Then he saw who the woman was; he realised he knew her and tried to help her. A whole bunch of people – 12 to 15 — then came down on him. He ran and fell and got kicked. He fought his way out and ran again, heading toward the main road.
There was a piece of steel sticking out of the dirt and it hooked on his pants, causing him to fall again. A man ran after him with a machete and a woman was calling, ‘No, Norrie’. The man whacked him all over his back and across his face, Mr. Kelly reported. His hand was hurt because he was protecting his face. Then other people came and he was able to get away.
He said he did not know his attacker but saw him close up and a light pole was right there. He later picked out a picture of Hydes from a police folder with a lot of pictures in it.
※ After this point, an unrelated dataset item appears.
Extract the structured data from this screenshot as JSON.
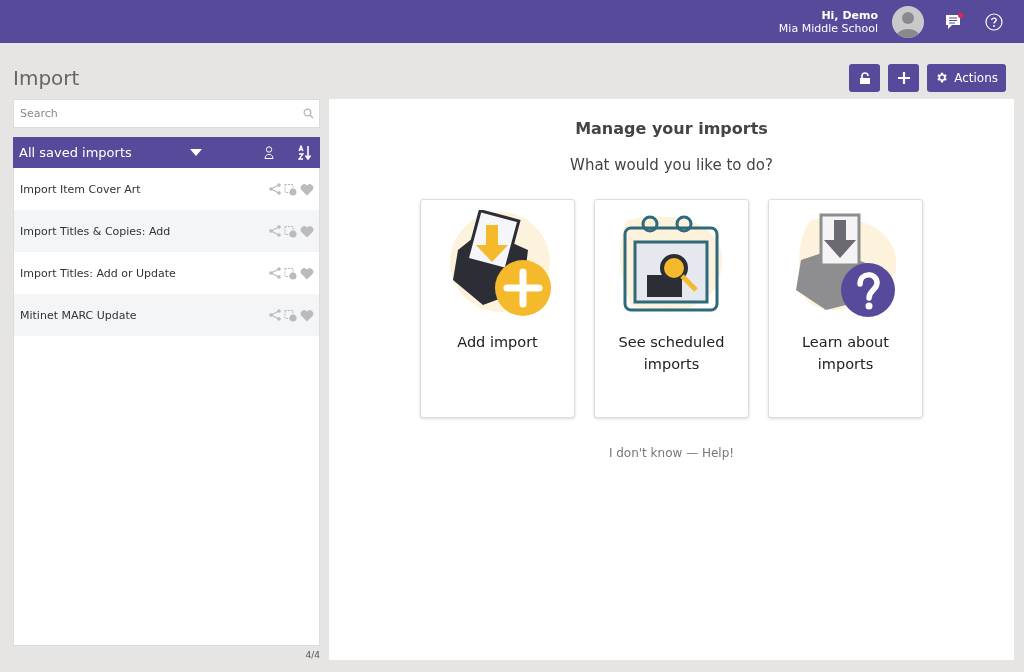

It was after Mr. Kelly’s evidence that Hydes changed his plea. Justice Anderson directed the jury to return its verdict accordingly.
In the sentencing hearing, Mr. Tonner said the social inquiry report deemed Hydes to be suitable for community service in addition to repaying the victim any losses.
He asked for six months to pay compensation, saying Hydes did not have vast resources to draw from by way of his salary.
In passing sentence, Justice Anderson said he felt the defendant could benefit from a further course of anger management in addition to doing community service.
He said he would leave it to the probation officer to decide how those hours would best be served.
He told Hydes he wanted him to attend anger management courses for a period of no less than three months. He urged Hydes to take this opportunity to consider his ways and implored him to consider his future and the plans he had for himself.